Published by Blavatsky Study Center. Online Edition copyright 2004.

Statement of Franz Hartmann
to the S.P.R. Committee

[Reprinted from the First Report of the Committee of the Society for
Psychical Research, Appointed to Investigate the Evidence for
Marvellous Phenomena offered by Certain Members of the
Theosophical Society
, Appendix XXXVII, pp. 122-123, London, 1884. 
This online edition is reprinted by permission of the
Society for Psychical Research, London.]


This letter from Dr. Hartmann to ourselves hardly gives enough details to establish anything beyond the receipt at Adyar, after Madame Blavatsky’s departure, of letters apparently in the handwriting of Mahatma M. and Mahatma K. H.


Statement of F. HARTMANN, F.T.S.

“Some of my experience in regard to occult phenomena has been told in the ‘Journal of the Theosophical Society’ and in my pamphlet entitled: ‘A Report of Observations made during a nine months’ stay at the headquarters of the Theosophical Society at Adyar.’  Besides the letters mentioned in these publications I have received several others from Mahatma K. H. and other Mahatmas and their Chelas; but as the contents of most of those letters were of a confidential character, and as no one likes to submit his private correspondence to the gaze of the public, I can only refer to the receipt of such additional evidence, without giving the contents of the letters received.  Moreover, the majority of those letters bear no date, and as their appearance was such a frequent occurrence as to form almost one of the habitual incidents of our daily life, no particular notice was taken as to the date of arrival.  Anything that happens only once in a lifetime may be looked upon as wonderful; but if the most wonderful things happen every day, the wonder and astonishment ceases.  What interested us was not so much the fact that such letters can be sent as the intelligence they contained.
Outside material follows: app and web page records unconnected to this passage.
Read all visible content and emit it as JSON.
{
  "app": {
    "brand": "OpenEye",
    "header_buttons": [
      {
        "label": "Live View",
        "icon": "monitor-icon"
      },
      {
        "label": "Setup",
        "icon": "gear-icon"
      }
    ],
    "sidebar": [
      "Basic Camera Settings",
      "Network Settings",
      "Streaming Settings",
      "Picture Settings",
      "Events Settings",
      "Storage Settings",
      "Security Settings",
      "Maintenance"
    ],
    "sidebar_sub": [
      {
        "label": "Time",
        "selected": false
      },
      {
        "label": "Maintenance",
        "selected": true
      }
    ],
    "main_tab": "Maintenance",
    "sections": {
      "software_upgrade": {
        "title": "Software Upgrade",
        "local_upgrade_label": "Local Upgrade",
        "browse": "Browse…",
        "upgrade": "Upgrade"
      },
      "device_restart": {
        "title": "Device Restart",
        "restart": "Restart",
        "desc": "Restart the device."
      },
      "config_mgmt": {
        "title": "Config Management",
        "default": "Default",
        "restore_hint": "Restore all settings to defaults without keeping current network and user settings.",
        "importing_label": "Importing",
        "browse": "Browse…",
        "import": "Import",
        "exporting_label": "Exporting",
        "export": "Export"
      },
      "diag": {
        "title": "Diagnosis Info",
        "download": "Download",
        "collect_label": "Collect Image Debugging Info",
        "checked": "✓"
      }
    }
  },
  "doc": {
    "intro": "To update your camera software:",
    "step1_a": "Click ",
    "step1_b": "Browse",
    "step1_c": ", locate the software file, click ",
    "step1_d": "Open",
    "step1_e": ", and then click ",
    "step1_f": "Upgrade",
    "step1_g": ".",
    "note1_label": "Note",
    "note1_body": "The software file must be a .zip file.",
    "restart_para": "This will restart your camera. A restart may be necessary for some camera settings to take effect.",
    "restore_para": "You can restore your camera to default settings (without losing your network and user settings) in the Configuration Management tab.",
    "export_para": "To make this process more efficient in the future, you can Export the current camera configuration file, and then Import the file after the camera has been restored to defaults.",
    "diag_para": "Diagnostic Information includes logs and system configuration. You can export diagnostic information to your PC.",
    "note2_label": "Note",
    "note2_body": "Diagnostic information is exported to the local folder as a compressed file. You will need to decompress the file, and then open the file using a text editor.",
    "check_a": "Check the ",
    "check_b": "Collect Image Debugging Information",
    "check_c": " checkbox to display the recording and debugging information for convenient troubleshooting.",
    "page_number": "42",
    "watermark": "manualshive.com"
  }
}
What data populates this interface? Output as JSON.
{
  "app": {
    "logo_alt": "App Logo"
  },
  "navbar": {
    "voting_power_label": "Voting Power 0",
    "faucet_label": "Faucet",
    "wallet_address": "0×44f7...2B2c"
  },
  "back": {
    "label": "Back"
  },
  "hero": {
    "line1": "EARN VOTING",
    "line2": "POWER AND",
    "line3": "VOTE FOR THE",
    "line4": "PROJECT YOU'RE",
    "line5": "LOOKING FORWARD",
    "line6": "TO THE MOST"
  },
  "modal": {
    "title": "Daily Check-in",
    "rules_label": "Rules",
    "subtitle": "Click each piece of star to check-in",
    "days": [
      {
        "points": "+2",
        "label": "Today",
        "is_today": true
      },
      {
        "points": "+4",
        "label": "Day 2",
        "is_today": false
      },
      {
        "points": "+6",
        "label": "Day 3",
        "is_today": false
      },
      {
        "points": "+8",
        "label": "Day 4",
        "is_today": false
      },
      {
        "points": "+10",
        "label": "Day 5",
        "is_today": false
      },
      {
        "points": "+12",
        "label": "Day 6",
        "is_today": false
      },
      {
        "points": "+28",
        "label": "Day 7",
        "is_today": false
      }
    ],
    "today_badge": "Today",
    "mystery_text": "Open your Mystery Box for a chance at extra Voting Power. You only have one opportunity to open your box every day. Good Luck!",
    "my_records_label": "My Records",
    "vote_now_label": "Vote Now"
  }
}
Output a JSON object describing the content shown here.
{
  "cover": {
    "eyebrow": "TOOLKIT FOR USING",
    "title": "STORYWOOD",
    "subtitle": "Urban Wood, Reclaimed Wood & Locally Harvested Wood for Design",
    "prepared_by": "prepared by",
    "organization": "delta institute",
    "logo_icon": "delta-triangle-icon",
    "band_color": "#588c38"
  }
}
“Madame Blavatsky left Bombay on the 20th of February.  I accompanied her on board of the steamer, and after my return to the shore an incident happened, which is described on p. 65 of the ‘Supplement to the Theosophist.’  From Bombay I went to Poona, and remained two days with Mr. A. D. Ezekiel.  Mr. Ezekiel is a great sceptic, and he made me promise that if any occult phenomena should happen after my return to headquarters, I would let him know it.  Therefore, when soon after my return a letter from the Mahatma K. H. was received, I wrote to Mr. Ezekiel about it.  After sealing my letter another phenomenon happened.  I therefore opened my letter again and added the new occurrence.  I then put my letter in the mail bag, after which again an occult incident took place, in consequence of which I had to re-open my letter a second time.  Ever since then, during the last seven months and during Madame Blavatsky’s absence, I have on many occasions received occult letters, and they arrived in various ways.  One was from Mahatma K. H., handed to me by Damodar, who received it in my presence from the hands of the Astral form of a Chela; one letter, enclosed in a Tibetan envelope and written by another Mahatma, I found lying on my writing desk, when after a moment’s absence I returned to my room; one letter written by a Chela, and approved by Mahatma K. H., I found in my tobacco box, which a moment before contained nothing but tobacco, and there was nobody visible in the room except Damodar and myself; one letter I found in a drawer, which contained no papers whatever when I opened it, but when I was about to close it, there lay the letter, and there was nobody in the room but myself.  I received letters from Damodar K. Mavalankar, while he was in Ootacamund, to which were added annotations and remarks by K. H., to say nothing of letters received from Madame Blavatsky and Colonel Olcott, in which another Mahatma had made annotations.  An attempt to go into all the details would be useless, because these letters did not come for the purpose of giving ‘test phenomena’ under ‘scientifically prepared conditions.’  Their genuineness rests upon the perception by the senses of him who witnesses them, and upon his own common sense, experience, and discrimination, but their recital cannot carry conviction to the quarrelsome sceptic.  Far from being desirous to convince such sceptics, I do not even consider it desirable that they should be convinced; I therefore only state the facts, having been requested to do so, and whether the public will believe them or not is entirely immaterial to me. --- Respectfully,